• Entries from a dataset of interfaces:
────────────────────────────────────────
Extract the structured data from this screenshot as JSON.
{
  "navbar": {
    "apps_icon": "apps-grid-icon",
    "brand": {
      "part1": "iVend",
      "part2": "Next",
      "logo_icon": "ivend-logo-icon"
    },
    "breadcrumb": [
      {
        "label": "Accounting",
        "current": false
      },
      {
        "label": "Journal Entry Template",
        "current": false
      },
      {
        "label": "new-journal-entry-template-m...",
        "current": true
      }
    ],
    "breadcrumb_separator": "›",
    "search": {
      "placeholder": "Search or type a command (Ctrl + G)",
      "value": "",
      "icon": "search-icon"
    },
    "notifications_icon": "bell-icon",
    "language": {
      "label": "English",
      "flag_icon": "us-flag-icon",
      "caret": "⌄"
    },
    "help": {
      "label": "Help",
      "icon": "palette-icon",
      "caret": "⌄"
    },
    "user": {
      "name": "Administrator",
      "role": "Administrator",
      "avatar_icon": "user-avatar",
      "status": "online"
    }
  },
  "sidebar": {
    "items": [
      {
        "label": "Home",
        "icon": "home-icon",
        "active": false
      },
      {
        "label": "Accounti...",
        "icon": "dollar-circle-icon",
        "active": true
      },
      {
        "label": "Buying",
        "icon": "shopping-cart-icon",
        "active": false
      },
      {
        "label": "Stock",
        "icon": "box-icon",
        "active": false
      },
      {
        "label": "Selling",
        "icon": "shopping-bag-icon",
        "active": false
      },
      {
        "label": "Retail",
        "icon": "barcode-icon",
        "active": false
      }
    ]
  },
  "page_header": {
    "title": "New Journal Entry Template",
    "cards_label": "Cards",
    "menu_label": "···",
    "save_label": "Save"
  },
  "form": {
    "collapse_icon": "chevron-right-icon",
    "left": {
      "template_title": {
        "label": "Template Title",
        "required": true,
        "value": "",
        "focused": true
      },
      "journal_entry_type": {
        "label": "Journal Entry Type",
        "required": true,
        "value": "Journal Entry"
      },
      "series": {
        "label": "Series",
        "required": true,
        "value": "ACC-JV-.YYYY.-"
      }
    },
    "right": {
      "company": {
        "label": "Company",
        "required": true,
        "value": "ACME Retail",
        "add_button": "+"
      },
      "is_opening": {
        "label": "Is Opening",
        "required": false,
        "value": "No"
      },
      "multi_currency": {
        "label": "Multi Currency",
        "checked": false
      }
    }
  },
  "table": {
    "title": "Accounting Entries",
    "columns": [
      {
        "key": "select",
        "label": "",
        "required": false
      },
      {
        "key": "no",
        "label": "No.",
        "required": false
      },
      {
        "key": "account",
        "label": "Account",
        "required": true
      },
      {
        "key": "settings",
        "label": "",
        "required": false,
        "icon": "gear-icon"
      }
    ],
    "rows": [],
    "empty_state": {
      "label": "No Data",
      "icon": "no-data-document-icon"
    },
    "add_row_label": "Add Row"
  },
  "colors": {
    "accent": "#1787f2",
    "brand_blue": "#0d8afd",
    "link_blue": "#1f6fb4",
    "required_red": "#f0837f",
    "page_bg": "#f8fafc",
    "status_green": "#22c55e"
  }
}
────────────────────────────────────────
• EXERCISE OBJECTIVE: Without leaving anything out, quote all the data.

• OUTPUT BELOW:
Extract the structured data from this screenshot as JSON.
{
  "navbar": {
    "apps_icon": "apps-grid-icon",
    "brand": {
      "part1": "iVend",
      "part2": "Next",
      "logo_icon": "ivend-logo-icon"
    },
    "breadcrumb": [
      {
        "label": "Accounting",
        "current": false
      },
      {
        "label": "Journal Entry Template",
        "current": false
      },
      {
        "label": "new-journal-entry-template-m...",
        "current": true
      }
    ],
    "breadcrumb_separator": "›",
    "search": {
      "placeholder": "Search or type a command (Ctrl + G)",
      "value": "",
      "icon": "search-icon"
    },
    "notifications_icon": "bell-icon",
    "language": {
      "label": "English",
      "flag_icon": "us-flag-icon",
      "caret": "⌄"
    },
    "help": {
      "label": "Help",
      "icon": "palette-icon",
      "caret": "⌄"
    },
    "user": {
      "name": "Administrator",
      "role": "Administrator",
      "avatar_icon": "user-avatar",
      "status": "online"
    }
  },
  "sidebar": {
    "items": [
      {
        "label": "Home",
        "icon": "home-icon",
        "active": false
      },
      {
        "label": "Accounti...",
        "icon": "dollar-circle-icon",
        "active": true
      },
      {
        "label": "Buying",
        "icon": "shopping-cart-icon",
        "active": false
      },
      {
        "label": "Stock",
        "icon": "box-icon",
        "active": false
      },
      {
        "label": "Selling",
        "icon": "shopping-bag-icon",
        "active": false
      },
      {
        "label": "Retail",
        "icon": "barcode-icon",
        "active": false
      }
    ]
  },
  "page_header": {
    "title": "New Journal Entry Template",
    "cards_label": "Cards",
    "menu_label": "···",
    "save_label": "Save"
  },
  "form": {
    "collapse_icon": "chevron-right-icon",
    "left": {
      "template_title": {
        "label": "Template Title",
        "required": true,
        "value": "",
        "focused": true
      },
      "journal_entry_type": {
        "label": "Journal Entry Type",
        "required": true,
        "value": "Journal Entry"
      },
      "series": {
        "label": "Series",
        "required": true,
        "value": "ACC-JV-.YYYY.-"
      }
    },
    "right": {
      "company": {
        "label": "Company",
        "required": true,
        "value": "ACME Retail",
        "add_button": "+"
      },
      "is_opening": {
        "label": "Is Opening",
        "required": false,
        "value": "No"
      },
      "multi_currency": {
        "label": "Multi Currency",
        "checked": false
      }
    }
  },
  "table": {
    "title": "Accounting Entries",
    "columns": [
      {
        "key": "select",
        "label": "",
        "required": false
      },
      {
        "key": "no",
        "label": "No.",
        "required": false
      },
      {
        "key": "account",
        "label": "Account",
        "required": true
      },
      {
        "key": "settings",
        "label": "",
        "required": false,
        "icon": "gear-icon"
      }
    ],
    "rows": [],
    "empty_state": {
      "label": "No Data",
      "icon": "no-data-document-icon"
    },
    "add_row_label": "Add Row"
  },
  "colors": {
    "accent": "#1787f2",
    "brand_blue": "#0d8afd",
    "link_blue": "#1f6fb4",
    "required_red": "#f0837f",
    "page_bg": "#f8fafc",
    "status_green": "#22c55e"
  }
}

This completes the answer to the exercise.